● Exercise instructions
Report each line of the records below that uses the word "icon".

+++ Material provided

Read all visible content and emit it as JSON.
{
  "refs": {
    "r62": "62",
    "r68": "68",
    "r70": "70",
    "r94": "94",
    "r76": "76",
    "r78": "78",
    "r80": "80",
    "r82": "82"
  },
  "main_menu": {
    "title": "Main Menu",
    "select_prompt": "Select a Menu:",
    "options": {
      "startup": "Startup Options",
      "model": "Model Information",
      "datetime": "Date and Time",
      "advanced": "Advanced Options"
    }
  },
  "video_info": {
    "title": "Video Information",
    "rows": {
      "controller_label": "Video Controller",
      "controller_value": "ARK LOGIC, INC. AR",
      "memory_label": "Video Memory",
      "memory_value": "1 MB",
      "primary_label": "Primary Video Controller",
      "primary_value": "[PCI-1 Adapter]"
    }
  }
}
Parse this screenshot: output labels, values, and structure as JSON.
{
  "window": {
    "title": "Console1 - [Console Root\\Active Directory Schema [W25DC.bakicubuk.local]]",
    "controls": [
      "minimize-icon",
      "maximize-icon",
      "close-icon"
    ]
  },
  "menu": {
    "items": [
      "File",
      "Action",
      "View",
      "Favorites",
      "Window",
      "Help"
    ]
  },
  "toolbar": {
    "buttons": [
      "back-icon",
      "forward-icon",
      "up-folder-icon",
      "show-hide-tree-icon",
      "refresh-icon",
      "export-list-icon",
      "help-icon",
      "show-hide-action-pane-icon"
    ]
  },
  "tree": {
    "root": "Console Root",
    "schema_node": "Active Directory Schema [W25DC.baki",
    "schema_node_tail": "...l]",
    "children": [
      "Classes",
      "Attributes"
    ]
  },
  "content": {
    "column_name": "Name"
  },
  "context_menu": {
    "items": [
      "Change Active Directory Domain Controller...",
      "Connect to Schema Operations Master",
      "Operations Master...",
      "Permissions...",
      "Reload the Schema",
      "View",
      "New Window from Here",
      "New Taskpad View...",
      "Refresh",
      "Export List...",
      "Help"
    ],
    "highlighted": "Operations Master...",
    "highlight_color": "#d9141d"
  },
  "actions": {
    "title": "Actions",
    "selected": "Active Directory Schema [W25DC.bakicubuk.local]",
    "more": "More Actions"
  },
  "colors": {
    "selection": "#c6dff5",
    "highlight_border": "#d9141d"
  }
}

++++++

● Result
      "minimize-icon",
      "maximize-icon",
      "close-icon"
      "back-icon",
      "forward-icon",
      "up-folder-icon",
      "show-hide-tree-icon",
      "refresh-icon",
      "export-list-icon",
      "help-icon",
      "show-hide-action-pane-icon"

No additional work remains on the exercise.